This five-time Emmy Award-winning icon had a career full of projects that paved the way for women in film and television. Lucille Ball was born on August 6, 1911 in Jamestown, New York but managed to have an impact on the entire nation. We know her as the star of the 1951 sitcom I Love Lucy and for her roles in various films throughout the 20th century. But she didn’t start off on the screen in the way we imagine.
After attending a drama school in New York City, Ball ignited her career in 1929 as a model under the name Diane Belmont. Though her initial attempts in theater were rejected, her modeling work impressed the Hollywood studios and earned her roles in Roman Scandals and Kid Millions among others. In the latter half of the 1930s and early ‘40s, Ball appeared in RKO Radio Pictures films, usually cast as a chorus girl. This also happened to be when she met her husband, Desi Arnaz, who was a Cuban bandleader and fellow actor.
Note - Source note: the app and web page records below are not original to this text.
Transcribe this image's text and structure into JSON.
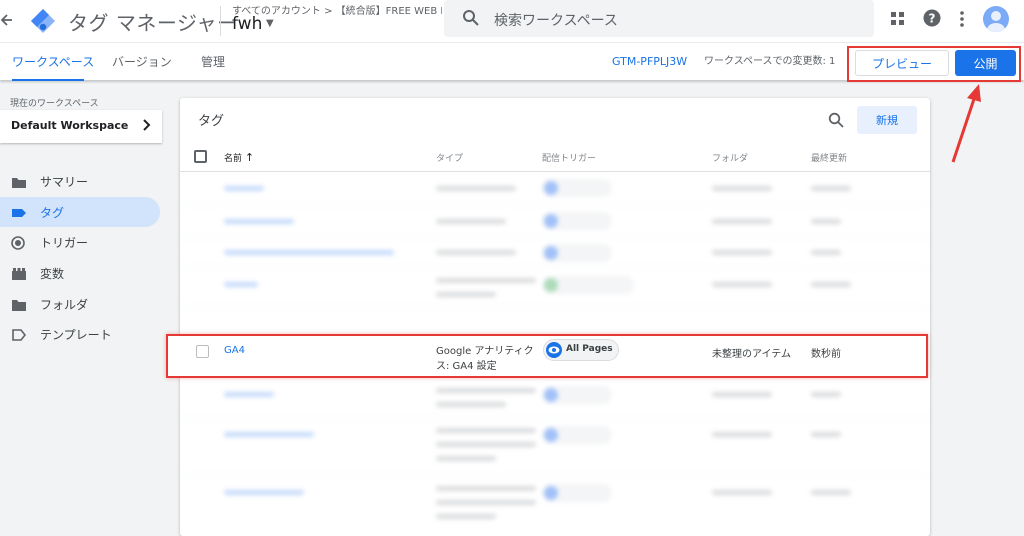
{
  "header": {
    "app_title": "タグ マネージャー",
    "account_breadcrumb": "すべてのアカウント > 【統合版】FREE WEB H...",
    "container_name": "fwh",
    "search_placeholder": "検索ワークスペース",
    "icons": [
      "back-arrow-icon",
      "gtm-logo-icon",
      "search-icon",
      "apps-grid-icon",
      "help-icon",
      "more-vert-icon",
      "account-avatar-icon"
    ]
  },
  "subheader": {
    "tabs": [
      {
        "label": "ワークスペース",
        "active": true
      },
      {
        "label": "バージョン",
        "active": false
      },
      {
        "label": "管理",
        "active": false
      }
    ],
    "container_id": "GTM-PFPLJ3W",
    "workspace_changes": "ワークスペースでの変更数: 1",
    "preview_label": "プレビュー",
    "publish_label": "公開"
  },
  "sidebar": {
    "current_workspace_label": "現在のワークスペース",
    "workspace_name": "Default Workspace",
    "items": [
      {
        "label": "サマリー",
        "icon": "summary-icon",
        "active": false
      },
      {
        "label": "タグ",
        "icon": "tag-icon",
        "active": true
      },
      {
        "label": "トリガー",
        "icon": "trigger-icon",
        "active": false
      },
      {
        "label": "変数",
        "icon": "variables-icon",
        "active": false
      },
      {
        "label": "フォルダ",
        "icon": "folder-icon",
        "active": false
      },
      {
        "label": "テンプレート",
        "icon": "template-icon",
        "active": false
      }
    ]
  },
  "tags_card": {
    "title": "タグ",
    "new_label": "新規",
    "columns": [
      "名前",
      "タイプ",
      "配信トリガー",
      "フォルダ",
      "最終更新"
    ],
    "sort_indicator": "↑",
    "highlighted_row": {
      "name": "GA4",
      "type": "Google アナリティクス: GA4 設定",
      "trigger": "All Pages",
      "folder": "未整理のアイテム",
      "last_updated": "数秒前"
    }
  },
  "colors": {
    "accent": "#1a73e8",
    "highlight_red": "#e53935",
    "sidebar_active": "#d2e3fc"
  }
}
Her film success meant she stayed booked and busy until she eventually took the lead rather than filling supporting roles. Ball and Arnaz kept their careers separate for the next decade as Ball landed major comedies like The Big Street with Henry Fonda and Fancy Pants with Bob Hope.
In 1950, however, she and Arnaz started Desilu Productions which led to the making of the instantly popular I Love Lucy. This would become a six-year-long run of a sitcom starring the two of them in a comedy version of their real lives. Although Ball held comedic roles before, I Love Lucy was the first time she really let her comedic talents shine.
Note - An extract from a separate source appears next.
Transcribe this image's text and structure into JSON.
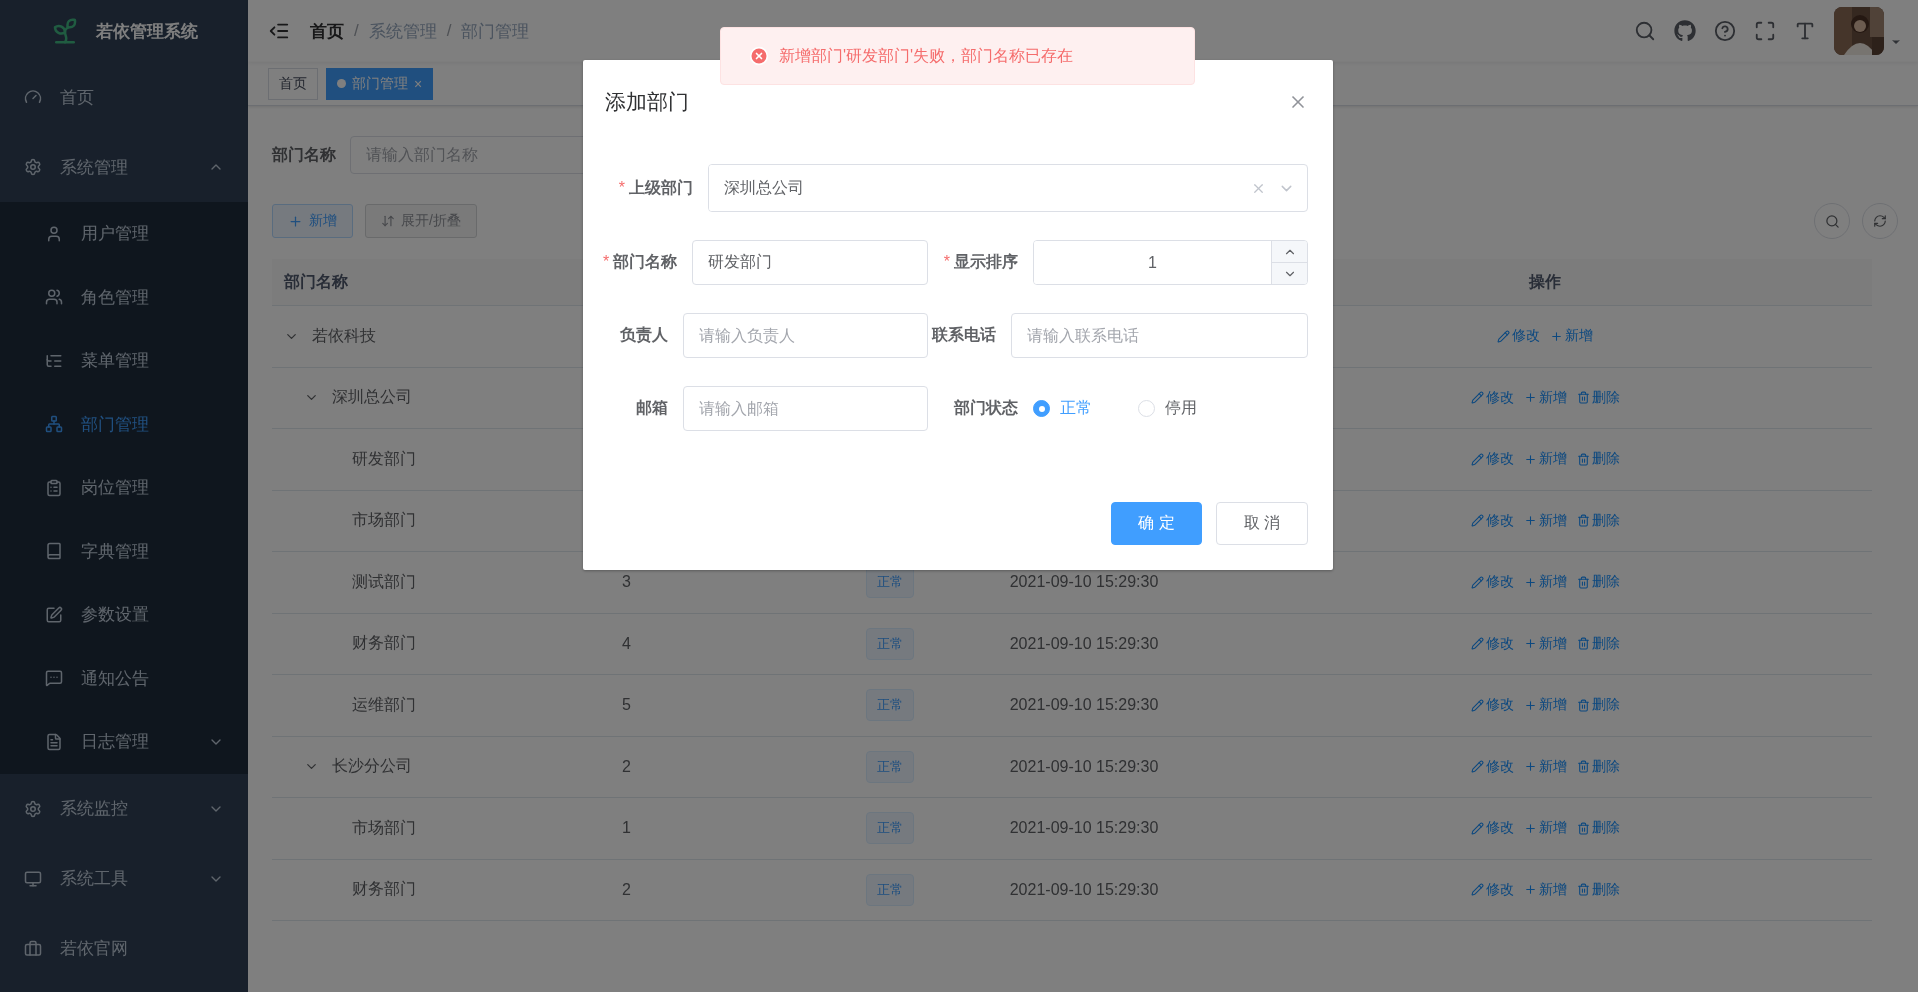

Lucy’s character was a witty housewife who regularly made up schemes to get herself out of the house. The character showed off Ball’s knack for comedic timing, physical comedy, and her range for developing a character. The sitcom set the standard in terms of technical innovation and for sitcoms in decades to come. Despite only producing new episodes for six years, I Love Lucy was popular in reruns for much longer.
Though the I Love Lucy era passed, Ball’s career was nowhere near its end. By the time the sitcom ended, Desilu Productions acquired RKO Pictures. They produced iconic television shows like Mission: Impossible and Star Trek making it one of the major companies in an extremely competitive field. And when Ball and Arnaz divorced in 1960, Ball became president of Desilu two years later. This is a monumental moment in TV history – Lucille Ball was the first, and only woman at the time, to own and lead a major Hollywood production company.
So, of course, the ball kept rolling. She took a short break from TV and starred in the Broadway musical Wildcat from 1960-1961. Her rapid return to television in 1962 took off with another namesake, The Lucy Show. That’s right. Another successful show based on her life. From 1962 to 1968, the widowed Lucy Carmichael raised her children while living with her divorcee friend Vivien. It was a clear and bold follow-up to divorcing Arnaz.
In 1967, she sold Desilu Productions to start her own company, Lucille Ball Productions. Ball’s company produced her third series, Here’s Lucy, which included her real children, Lucie and Desi Jr., from 1968 to 1974. And finally, she produced a fourth series called Life with Lucy which, unfortunately, only aired for two months in 1986. Nonetheless, it’s remarkable that she got four different productions based on her life off the ground successfully. Her dedication and talent in the industry certainly carved her position in history as a TV icon.
This is, however, where we reach the end of such an incredible career. Ball passed three years later in 1989 at the age of 77. Featured in over 80 films and TV shows, she spent her entire life acting and influenced future generations of actors and comedians. Her legacy continues well into the 21st century. The Lucille Ball-Desi Arnaz Museum is a popular tourist spot in her hometown of Jamestown, New York.
Even if you aren’t in film or television, reflecting on Lucille Ball’s life and career brings inspiration for hard work and determination. What a wonderful way to celebrate her birthday. If there’s one thing Ball might want us to get from her work, it’s to try, try, and try again, even if you fail. You can even take her word for it: “I’d rather regret the things I’ve done than regret the things I haven’t done.”
To continue honoring Lucille Ball’s birthday, read about some of her most iconic quotes here!